(Work to complete): In the records that come next, find every line with "JSON". Return those lines.

####################

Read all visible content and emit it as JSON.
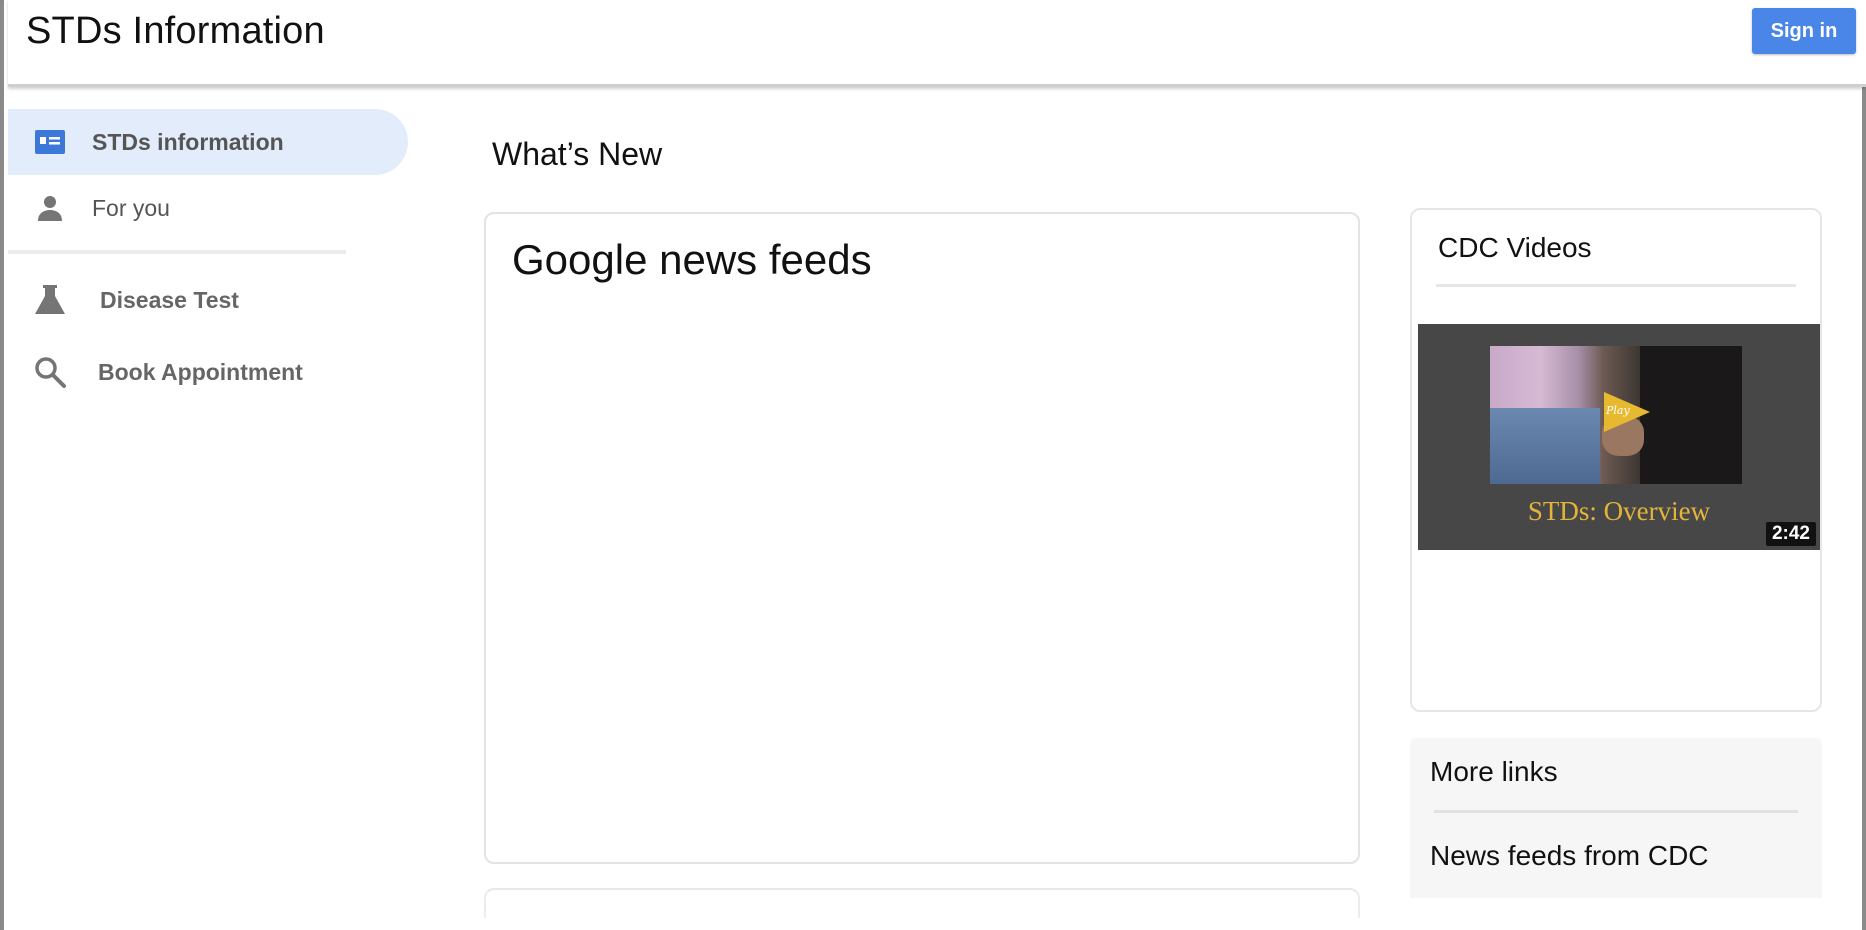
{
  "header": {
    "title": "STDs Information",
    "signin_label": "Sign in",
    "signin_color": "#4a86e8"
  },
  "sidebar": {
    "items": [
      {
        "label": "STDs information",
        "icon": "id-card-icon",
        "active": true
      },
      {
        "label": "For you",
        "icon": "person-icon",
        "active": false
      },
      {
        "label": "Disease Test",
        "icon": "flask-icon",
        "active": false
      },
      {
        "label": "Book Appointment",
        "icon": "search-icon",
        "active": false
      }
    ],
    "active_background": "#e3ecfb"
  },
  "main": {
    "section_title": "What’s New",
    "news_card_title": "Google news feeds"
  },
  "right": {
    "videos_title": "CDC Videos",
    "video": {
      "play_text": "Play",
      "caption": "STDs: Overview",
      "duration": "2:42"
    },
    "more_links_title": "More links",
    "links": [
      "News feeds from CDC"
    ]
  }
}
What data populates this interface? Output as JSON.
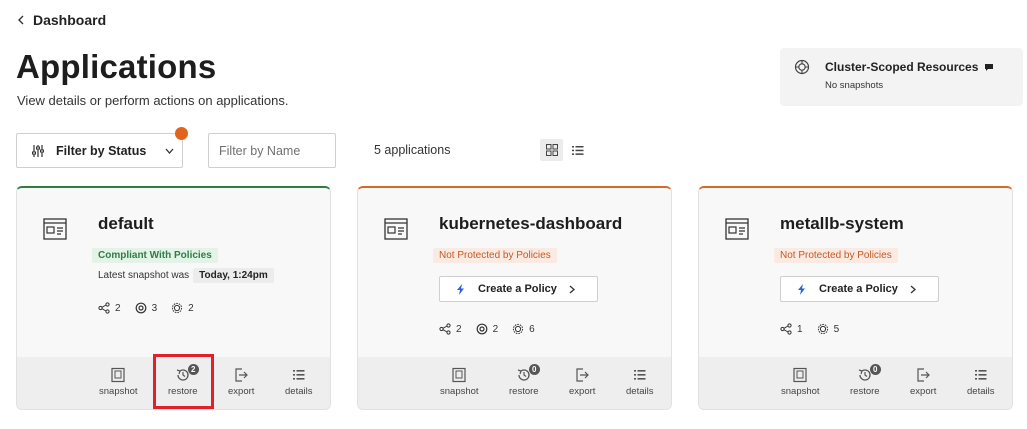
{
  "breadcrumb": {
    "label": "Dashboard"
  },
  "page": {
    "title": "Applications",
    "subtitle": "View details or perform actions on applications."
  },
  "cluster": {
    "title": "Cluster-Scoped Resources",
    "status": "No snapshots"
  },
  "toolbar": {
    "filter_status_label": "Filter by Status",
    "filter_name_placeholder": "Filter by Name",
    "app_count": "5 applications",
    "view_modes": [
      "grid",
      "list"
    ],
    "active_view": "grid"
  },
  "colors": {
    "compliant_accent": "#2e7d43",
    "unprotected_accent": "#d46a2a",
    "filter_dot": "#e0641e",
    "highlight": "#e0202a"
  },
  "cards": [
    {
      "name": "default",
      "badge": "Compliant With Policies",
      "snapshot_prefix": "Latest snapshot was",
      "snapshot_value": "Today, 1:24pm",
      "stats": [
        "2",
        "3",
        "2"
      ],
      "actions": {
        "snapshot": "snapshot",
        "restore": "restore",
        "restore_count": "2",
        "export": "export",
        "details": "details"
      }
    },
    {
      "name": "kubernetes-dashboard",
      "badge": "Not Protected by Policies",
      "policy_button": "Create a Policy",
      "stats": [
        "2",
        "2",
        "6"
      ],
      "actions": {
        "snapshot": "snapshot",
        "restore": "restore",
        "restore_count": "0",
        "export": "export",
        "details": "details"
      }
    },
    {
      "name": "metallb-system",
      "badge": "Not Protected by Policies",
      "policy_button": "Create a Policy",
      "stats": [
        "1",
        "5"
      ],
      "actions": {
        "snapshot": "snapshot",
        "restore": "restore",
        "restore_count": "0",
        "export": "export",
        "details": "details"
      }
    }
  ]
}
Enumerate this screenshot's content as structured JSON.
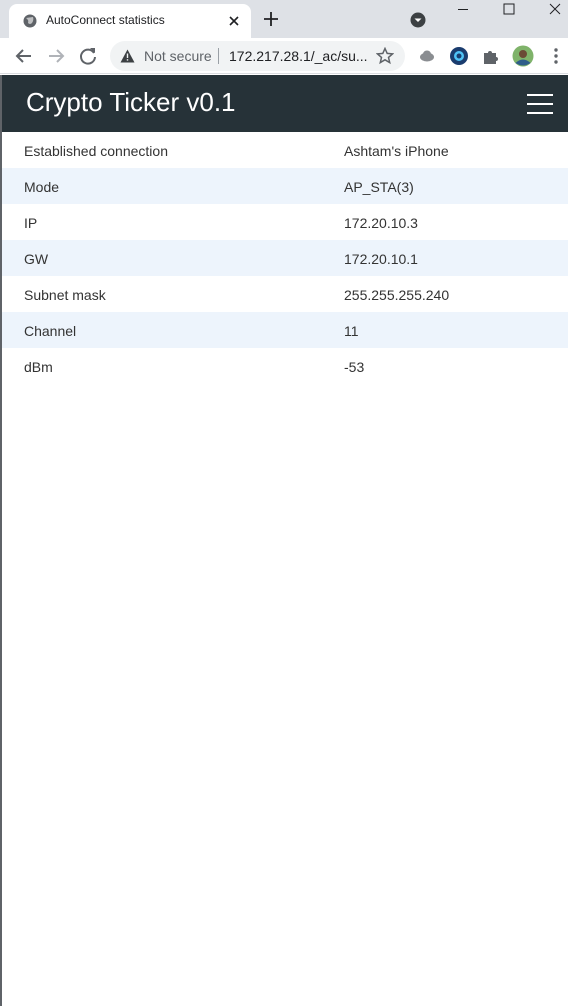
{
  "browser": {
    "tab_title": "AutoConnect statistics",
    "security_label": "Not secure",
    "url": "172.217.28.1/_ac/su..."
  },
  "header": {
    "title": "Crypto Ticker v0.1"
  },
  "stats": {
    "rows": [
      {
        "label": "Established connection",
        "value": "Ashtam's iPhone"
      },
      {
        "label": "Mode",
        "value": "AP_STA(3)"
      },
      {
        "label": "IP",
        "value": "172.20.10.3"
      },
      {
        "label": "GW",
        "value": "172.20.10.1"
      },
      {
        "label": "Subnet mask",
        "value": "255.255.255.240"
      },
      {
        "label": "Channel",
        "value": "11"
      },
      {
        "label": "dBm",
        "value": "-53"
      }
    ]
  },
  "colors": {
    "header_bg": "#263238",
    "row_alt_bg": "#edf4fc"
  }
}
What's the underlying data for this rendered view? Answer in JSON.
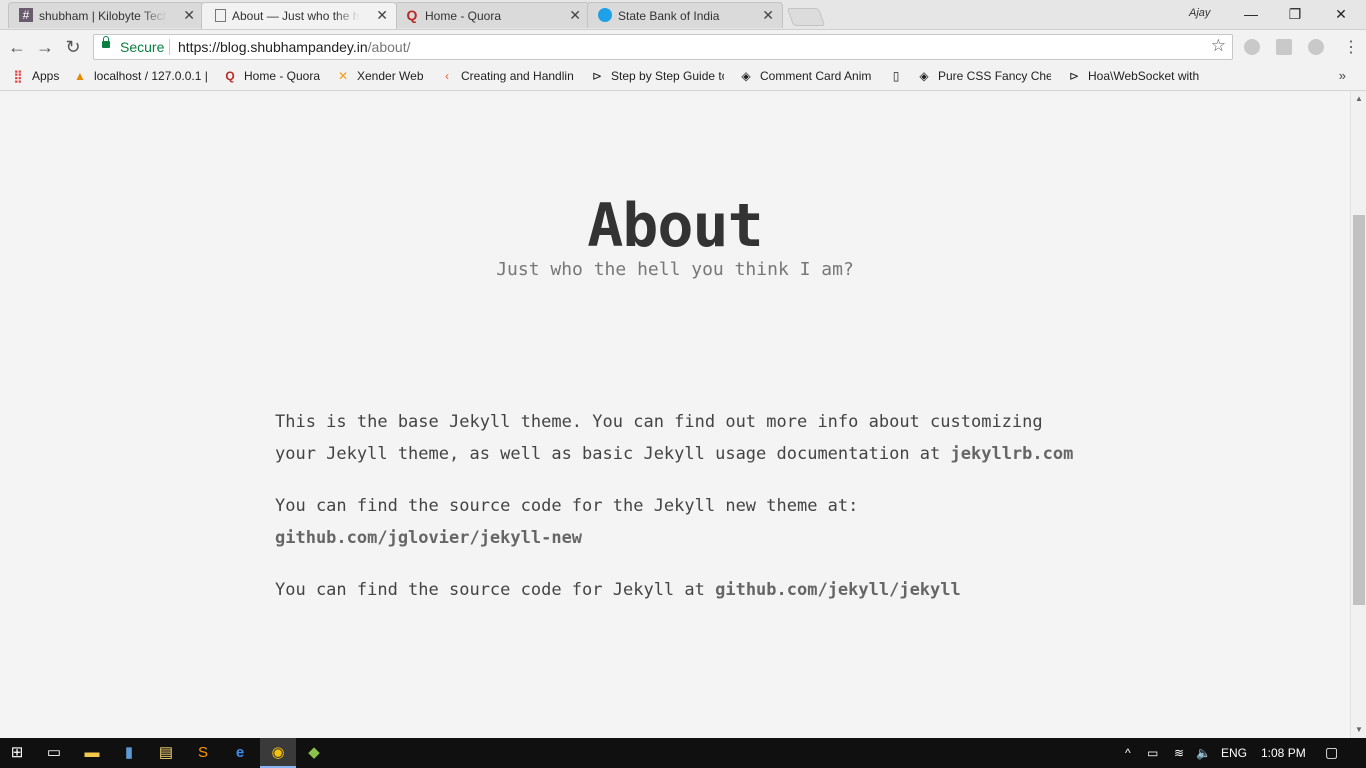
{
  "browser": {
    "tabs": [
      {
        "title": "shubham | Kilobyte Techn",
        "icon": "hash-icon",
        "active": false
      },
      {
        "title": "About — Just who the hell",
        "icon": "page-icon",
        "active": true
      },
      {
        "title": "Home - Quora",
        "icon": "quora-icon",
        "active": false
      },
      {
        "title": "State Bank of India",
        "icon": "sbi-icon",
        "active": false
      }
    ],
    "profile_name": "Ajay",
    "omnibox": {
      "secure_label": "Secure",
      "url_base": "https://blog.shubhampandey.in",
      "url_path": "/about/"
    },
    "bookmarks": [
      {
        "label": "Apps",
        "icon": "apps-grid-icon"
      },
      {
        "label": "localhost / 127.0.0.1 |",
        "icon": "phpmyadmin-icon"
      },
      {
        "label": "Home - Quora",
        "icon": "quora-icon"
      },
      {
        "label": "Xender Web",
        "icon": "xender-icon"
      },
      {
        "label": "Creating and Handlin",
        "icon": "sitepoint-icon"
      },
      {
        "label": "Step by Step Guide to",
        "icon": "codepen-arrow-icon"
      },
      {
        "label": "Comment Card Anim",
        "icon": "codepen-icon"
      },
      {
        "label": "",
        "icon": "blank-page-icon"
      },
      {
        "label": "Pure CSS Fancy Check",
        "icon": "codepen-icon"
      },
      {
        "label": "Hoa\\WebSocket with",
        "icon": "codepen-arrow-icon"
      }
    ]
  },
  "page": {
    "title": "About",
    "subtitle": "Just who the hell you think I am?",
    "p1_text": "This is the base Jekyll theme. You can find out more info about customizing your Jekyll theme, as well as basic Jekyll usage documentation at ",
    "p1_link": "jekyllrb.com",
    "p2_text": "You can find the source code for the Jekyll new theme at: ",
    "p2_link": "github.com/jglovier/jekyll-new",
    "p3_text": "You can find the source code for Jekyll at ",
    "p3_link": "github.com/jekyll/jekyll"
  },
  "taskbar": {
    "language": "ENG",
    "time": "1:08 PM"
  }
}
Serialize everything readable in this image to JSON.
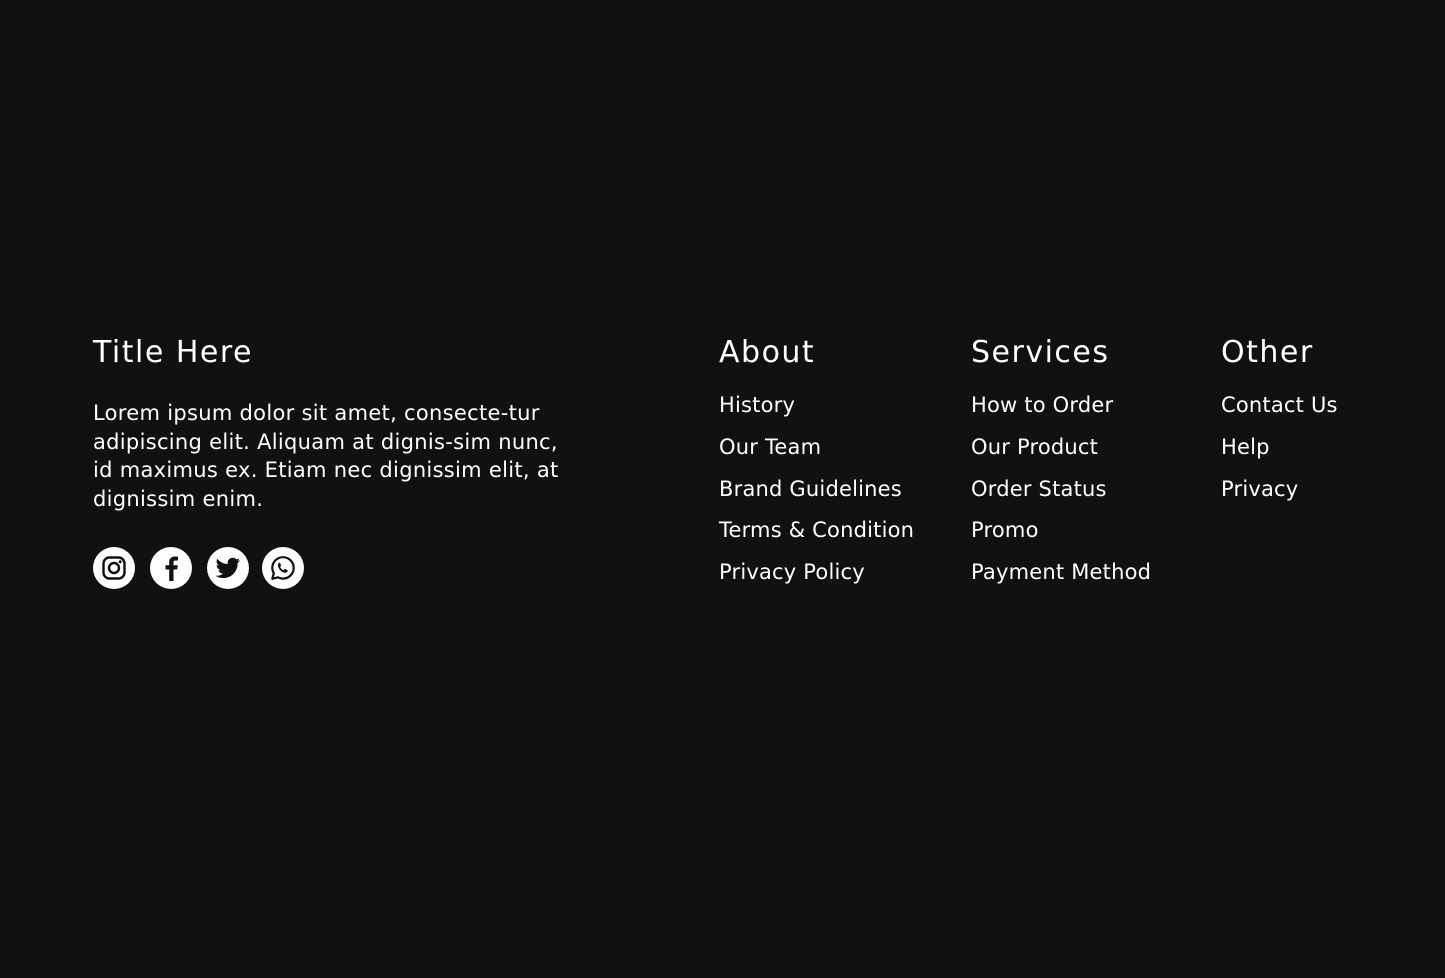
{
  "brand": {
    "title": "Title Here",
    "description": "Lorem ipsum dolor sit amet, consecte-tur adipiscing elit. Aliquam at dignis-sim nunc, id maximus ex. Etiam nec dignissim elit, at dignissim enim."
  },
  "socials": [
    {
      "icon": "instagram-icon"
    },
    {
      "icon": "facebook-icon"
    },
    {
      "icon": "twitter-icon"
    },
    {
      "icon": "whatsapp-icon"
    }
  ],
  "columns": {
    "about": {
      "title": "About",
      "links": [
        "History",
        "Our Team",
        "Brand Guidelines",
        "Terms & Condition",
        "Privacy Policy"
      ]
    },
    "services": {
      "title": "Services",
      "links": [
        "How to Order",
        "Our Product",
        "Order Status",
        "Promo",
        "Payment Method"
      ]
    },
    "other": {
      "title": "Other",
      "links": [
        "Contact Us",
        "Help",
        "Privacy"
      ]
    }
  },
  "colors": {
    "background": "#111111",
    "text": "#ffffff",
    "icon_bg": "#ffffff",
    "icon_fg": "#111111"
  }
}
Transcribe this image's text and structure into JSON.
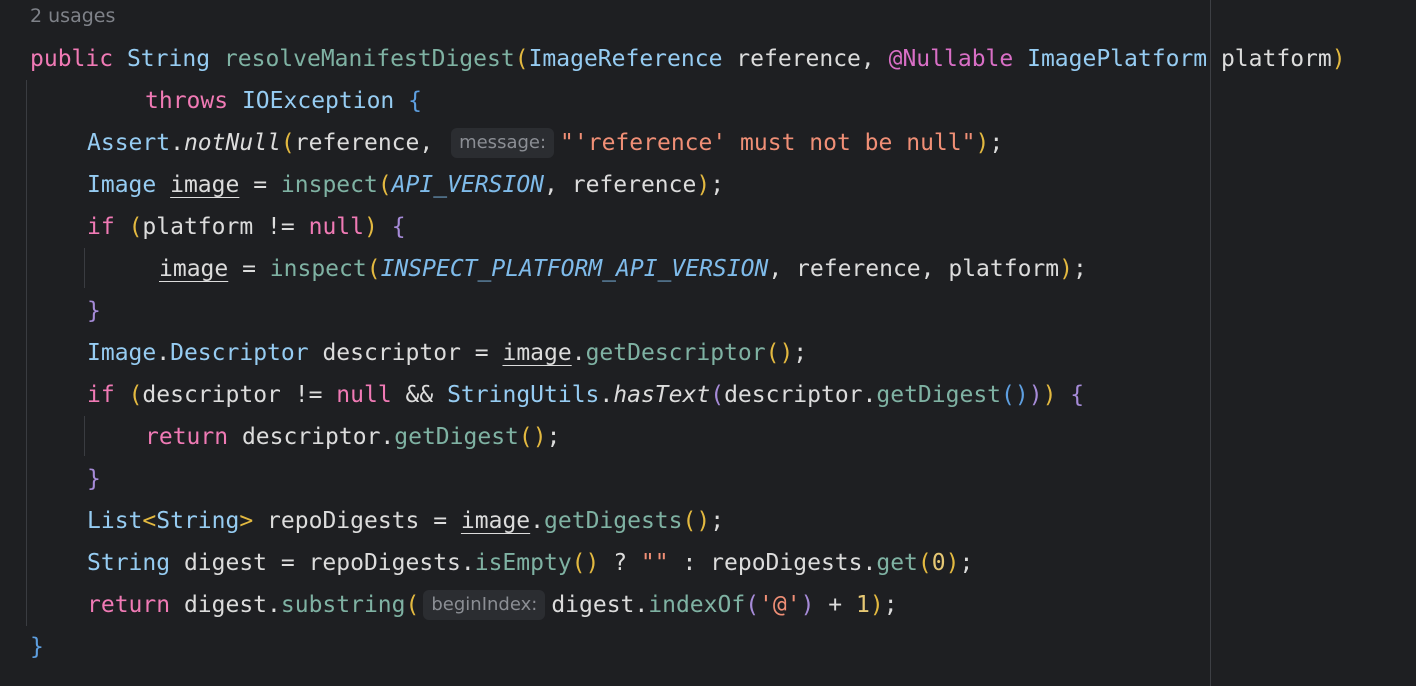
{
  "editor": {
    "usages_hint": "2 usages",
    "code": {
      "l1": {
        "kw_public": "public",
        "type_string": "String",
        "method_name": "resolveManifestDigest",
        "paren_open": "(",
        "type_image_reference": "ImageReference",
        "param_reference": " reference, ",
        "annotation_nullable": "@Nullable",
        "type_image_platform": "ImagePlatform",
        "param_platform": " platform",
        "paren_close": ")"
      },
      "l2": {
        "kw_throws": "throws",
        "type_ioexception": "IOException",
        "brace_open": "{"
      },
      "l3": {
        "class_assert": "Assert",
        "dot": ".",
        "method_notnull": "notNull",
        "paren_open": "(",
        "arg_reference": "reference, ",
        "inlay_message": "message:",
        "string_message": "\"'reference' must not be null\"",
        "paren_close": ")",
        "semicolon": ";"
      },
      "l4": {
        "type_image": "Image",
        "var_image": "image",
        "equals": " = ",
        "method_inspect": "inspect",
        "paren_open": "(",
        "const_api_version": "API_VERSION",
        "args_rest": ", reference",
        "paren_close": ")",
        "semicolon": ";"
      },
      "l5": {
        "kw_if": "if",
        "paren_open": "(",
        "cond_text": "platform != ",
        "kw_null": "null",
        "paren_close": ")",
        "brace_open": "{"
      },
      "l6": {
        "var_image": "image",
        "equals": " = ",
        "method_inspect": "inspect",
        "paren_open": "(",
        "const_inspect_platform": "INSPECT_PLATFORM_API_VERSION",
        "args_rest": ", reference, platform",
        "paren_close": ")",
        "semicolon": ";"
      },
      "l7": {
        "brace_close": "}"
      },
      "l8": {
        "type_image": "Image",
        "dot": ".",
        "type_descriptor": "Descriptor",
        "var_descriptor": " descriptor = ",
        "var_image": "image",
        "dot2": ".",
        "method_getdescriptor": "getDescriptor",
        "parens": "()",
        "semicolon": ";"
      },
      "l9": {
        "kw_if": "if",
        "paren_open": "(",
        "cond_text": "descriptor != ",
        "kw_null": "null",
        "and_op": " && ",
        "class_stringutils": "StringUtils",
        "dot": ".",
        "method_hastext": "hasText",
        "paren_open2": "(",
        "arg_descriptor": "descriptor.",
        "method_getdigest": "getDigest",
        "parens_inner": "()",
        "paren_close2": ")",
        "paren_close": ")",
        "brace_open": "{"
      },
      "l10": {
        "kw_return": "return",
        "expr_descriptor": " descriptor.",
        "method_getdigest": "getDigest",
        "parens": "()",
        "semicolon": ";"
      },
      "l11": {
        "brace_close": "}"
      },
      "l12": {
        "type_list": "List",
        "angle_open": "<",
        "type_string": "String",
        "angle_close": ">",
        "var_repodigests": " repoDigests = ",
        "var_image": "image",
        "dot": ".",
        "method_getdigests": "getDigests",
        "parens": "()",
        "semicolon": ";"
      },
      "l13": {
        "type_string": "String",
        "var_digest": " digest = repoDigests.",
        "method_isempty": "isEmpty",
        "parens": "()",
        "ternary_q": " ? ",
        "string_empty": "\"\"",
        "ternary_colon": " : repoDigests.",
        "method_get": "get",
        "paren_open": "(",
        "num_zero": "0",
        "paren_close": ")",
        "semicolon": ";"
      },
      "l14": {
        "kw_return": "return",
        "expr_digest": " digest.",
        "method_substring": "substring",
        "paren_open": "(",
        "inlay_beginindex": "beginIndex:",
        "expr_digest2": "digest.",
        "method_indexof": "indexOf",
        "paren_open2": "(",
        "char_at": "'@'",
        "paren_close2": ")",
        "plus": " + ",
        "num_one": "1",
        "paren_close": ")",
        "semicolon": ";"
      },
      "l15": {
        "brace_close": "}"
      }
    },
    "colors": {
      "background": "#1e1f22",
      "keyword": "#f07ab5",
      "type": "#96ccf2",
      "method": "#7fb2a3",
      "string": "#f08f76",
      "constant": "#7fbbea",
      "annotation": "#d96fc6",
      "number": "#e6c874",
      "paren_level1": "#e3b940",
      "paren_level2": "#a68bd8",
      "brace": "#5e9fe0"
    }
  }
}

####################

(Solution to this problem):
Read all visible content and emit it as JSON.
What data populates this interface? Output as JSON.
Enumerate this screenshot's content as structured JSON.
What's the underlying data for this rendered view? Answer in JSON.
Serialize everything readable in this image to JSON.
Transcribe this image's text and structure into JSON.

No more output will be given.